Action item.
Give back every record exactly as it reads.
(Data section Opens)
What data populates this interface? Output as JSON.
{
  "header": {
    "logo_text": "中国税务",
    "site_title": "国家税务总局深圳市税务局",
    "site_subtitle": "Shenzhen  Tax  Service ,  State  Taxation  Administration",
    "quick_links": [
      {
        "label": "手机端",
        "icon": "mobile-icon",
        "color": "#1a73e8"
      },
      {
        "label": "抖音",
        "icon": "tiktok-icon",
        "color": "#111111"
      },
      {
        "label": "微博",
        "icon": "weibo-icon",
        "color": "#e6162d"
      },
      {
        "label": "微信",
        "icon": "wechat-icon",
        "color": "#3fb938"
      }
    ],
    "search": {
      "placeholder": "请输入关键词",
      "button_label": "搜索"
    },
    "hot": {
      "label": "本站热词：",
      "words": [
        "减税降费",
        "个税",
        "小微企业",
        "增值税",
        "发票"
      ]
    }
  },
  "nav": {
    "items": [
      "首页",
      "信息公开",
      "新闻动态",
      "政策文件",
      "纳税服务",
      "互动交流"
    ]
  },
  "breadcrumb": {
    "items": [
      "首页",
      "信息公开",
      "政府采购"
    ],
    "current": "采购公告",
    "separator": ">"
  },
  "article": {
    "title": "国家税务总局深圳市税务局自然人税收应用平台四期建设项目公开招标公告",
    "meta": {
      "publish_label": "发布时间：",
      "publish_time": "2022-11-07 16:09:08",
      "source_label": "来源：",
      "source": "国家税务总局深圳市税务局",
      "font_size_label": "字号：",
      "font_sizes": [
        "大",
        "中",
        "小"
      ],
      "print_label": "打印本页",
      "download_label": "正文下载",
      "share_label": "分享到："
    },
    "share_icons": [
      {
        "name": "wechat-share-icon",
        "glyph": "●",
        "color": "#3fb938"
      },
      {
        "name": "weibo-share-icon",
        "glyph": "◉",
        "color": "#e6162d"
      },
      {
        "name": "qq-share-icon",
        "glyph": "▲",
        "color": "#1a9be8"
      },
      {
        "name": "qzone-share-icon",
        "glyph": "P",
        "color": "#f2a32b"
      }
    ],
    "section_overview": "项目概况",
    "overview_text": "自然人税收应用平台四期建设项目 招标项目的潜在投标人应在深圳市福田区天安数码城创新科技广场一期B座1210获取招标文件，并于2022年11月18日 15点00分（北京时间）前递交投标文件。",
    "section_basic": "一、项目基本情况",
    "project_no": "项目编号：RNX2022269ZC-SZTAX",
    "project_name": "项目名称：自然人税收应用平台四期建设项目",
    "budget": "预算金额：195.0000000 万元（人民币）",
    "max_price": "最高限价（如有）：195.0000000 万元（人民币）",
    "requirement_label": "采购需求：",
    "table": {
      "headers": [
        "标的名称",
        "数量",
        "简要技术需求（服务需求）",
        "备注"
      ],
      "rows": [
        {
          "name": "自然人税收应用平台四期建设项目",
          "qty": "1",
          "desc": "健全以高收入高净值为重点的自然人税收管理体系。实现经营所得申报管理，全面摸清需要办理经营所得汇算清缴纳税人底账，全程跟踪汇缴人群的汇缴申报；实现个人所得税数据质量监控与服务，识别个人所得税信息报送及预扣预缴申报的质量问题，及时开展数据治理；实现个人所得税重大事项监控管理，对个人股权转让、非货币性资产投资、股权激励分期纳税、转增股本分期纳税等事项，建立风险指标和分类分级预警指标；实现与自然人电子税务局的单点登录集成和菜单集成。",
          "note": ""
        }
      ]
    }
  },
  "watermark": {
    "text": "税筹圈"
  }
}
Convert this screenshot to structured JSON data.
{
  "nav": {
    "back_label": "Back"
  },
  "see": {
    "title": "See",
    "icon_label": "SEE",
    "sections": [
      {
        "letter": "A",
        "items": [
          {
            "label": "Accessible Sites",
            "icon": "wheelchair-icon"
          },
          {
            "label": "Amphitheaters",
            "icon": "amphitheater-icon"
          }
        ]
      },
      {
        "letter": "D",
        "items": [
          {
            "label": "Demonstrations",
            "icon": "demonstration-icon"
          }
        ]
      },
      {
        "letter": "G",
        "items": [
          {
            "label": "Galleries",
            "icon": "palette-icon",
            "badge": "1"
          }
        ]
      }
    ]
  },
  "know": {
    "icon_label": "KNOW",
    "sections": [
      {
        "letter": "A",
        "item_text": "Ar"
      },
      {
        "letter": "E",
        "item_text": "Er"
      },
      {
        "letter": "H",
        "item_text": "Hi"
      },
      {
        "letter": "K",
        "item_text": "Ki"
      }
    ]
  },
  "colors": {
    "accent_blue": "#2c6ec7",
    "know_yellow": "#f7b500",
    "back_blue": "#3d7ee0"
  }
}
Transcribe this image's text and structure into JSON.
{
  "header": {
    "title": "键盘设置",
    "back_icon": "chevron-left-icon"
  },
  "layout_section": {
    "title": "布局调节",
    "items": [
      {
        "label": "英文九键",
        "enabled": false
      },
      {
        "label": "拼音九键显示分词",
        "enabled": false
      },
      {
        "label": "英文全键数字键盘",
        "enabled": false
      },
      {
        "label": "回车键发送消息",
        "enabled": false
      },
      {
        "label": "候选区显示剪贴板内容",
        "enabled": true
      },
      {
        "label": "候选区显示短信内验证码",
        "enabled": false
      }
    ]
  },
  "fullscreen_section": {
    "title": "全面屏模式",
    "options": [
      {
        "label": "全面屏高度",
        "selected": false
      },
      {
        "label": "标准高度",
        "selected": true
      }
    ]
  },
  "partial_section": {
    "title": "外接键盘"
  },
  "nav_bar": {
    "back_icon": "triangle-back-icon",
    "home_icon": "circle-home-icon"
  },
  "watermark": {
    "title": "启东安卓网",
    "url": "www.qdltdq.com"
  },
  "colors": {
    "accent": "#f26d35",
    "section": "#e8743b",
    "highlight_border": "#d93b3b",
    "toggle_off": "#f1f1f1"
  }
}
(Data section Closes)
Exercise solution.
What data populates this interface? Output as JSON.
{
  "header": {
    "logo_text": "中国税务",
    "site_title": "国家税务总局深圳市税务局",
    "site_subtitle": "Shenzhen  Tax  Service ,  State  Taxation  Administration",
    "quick_links": [
      {
        "label": "手机端",
        "icon": "mobile-icon",
        "color": "#1a73e8"
      },
      {
        "label": "抖音",
        "icon": "tiktok-icon",
        "color": "#111111"
      },
      {
        "label": "微博",
        "icon": "weibo-icon",
        "color": "#e6162d"
      },
      {
        "label": "微信",
        "icon": "wechat-icon",
        "color": "#3fb938"
      }
    ],
    "search": {
      "placeholder": "请输入关键词",
      "button_label": "搜索"
    },
    "hot": {
      "label": "本站热词：",
      "words": [
        "减税降费",
        "个税",
        "小微企业",
        "增值税",
        "发票"
      ]
    }
  },
  "nav": {
    "items": [
      "首页",
      "信息公开",
      "新闻动态",
      "政策文件",
      "纳税服务",
      "互动交流"
    ]
  },
  "breadcrumb": {
    "items": [
      "首页",
      "信息公开",
      "政府采购"
    ],
    "current": "采购公告",
    "separator": ">"
  },
  "article": {
    "title": "国家税务总局深圳市税务局自然人税收应用平台四期建设项目公开招标公告",
    "meta": {
      "publish_label": "发布时间：",
      "publish_time": "2022-11-07 16:09:08",
      "source_label": "来源：",
      "source": "国家税务总局深圳市税务局",
      "font_size_label": "字号：",
      "font_sizes": [
        "大",
        "中",
        "小"
      ],
      "print_label": "打印本页",
      "download_label": "正文下载",
      "share_label": "分享到："
    },
    "share_icons": [
      {
        "name": "wechat-share-icon",
        "glyph": "●",
        "color": "#3fb938"
      },
      {
        "name": "weibo-share-icon",
        "glyph": "◉",
        "color": "#e6162d"
      },
      {
        "name": "qq-share-icon",
        "glyph": "▲",
        "color": "#1a9be8"
      },
      {
        "name": "qzone-share-icon",
        "glyph": "P",
        "color": "#f2a32b"
      }
    ],
    "section_overview": "项目概况",
    "overview_text": "自然人税收应用平台四期建设项目 招标项目的潜在投标人应在深圳市福田区天安数码城创新科技广场一期B座1210获取招标文件，并于2022年11月18日 15点00分（北京时间）前递交投标文件。",
    "section_basic": "一、项目基本情况",
    "project_no": "项目编号：RNX2022269ZC-SZTAX",
    "project_name": "项目名称：自然人税收应用平台四期建设项目",
    "budget": "预算金额：195.0000000 万元（人民币）",
    "max_price": "最高限价（如有）：195.0000000 万元（人民币）",
    "requirement_label": "采购需求：",
    "table": {
      "headers": [
        "标的名称",
        "数量",
        "简要技术需求（服务需求）",
        "备注"
      ],
      "rows": [
        {
          "name": "自然人税收应用平台四期建设项目",
          "qty": "1",
          "desc": "健全以高收入高净值为重点的自然人税收管理体系。实现经营所得申报管理，全面摸清需要办理经营所得汇算清缴纳税人底账，全程跟踪汇缴人群的汇缴申报；实现个人所得税数据质量监控与服务，识别个人所得税信息报送及预扣预缴申报的质量问题，及时开展数据治理；实现个人所得税重大事项监控管理，对个人股权转让、非货币性资产投资、股权激励分期纳税、转增股本分期纳税等事项，建立风险指标和分类分级预警指标；实现与自然人电子税务局的单点登录集成和菜单集成。",
          "note": ""
        }
      ]
    }
  },
  "watermark": {
    "text": "税筹圈"
  }
}
Convert this screenshot to structured JSON data.
{
  "nav": {
    "back_label": "Back"
  },
  "see": {
    "title": "See",
    "icon_label": "SEE",
    "sections": [
      {
        "letter": "A",
        "items": [
          {
            "label": "Accessible Sites",
            "icon": "wheelchair-icon"
          },
          {
            "label": "Amphitheaters",
            "icon": "amphitheater-icon"
          }
        ]
      },
      {
        "letter": "D",
        "items": [
          {
            "label": "Demonstrations",
            "icon": "demonstration-icon"
          }
        ]
      },
      {
        "letter": "G",
        "items": [
          {
            "label": "Galleries",
            "icon": "palette-icon",
            "badge": "1"
          }
        ]
      }
    ]
  },
  "know": {
    "icon_label": "KNOW",
    "sections": [
      {
        "letter": "A",
        "item_text": "Ar"
      },
      {
        "letter": "E",
        "item_text": "Er"
      },
      {
        "letter": "H",
        "item_text": "Hi"
      },
      {
        "letter": "K",
        "item_text": "Ki"
      }
    ]
  },
  "colors": {
    "accent_blue": "#2c6ec7",
    "know_yellow": "#f7b500",
    "back_blue": "#3d7ee0"
  }
}
Transcribe this image's text and structure into JSON.
{
  "header": {
    "title": "键盘设置",
    "back_icon": "chevron-left-icon"
  },
  "layout_section": {
    "title": "布局调节",
    "items": [
      {
        "label": "英文九键",
        "enabled": false
      },
      {
        "label": "拼音九键显示分词",
        "enabled": false
      },
      {
        "label": "英文全键数字键盘",
        "enabled": false
      },
      {
        "label": "回车键发送消息",
        "enabled": false
      },
      {
        "label": "候选区显示剪贴板内容",
        "enabled": true
      },
      {
        "label": "候选区显示短信内验证码",
        "enabled": false
      }
    ]
  },
  "fullscreen_section": {
    "title": "全面屏模式",
    "options": [
      {
        "label": "全面屏高度",
        "selected": false
      },
      {
        "label": "标准高度",
        "selected": true
      }
    ]
  },
  "partial_section": {
    "title": "外接键盘"
  },
  "nav_bar": {
    "back_icon": "triangle-back-icon",
    "home_icon": "circle-home-icon"
  },
  "watermark": {
    "title": "启东安卓网",
    "url": "www.qdltdq.com"
  },
  "colors": {
    "accent": "#f26d35",
    "section": "#e8743b",
    "highlight_border": "#d93b3b",
    "toggle_off": "#f1f1f1"
  }
}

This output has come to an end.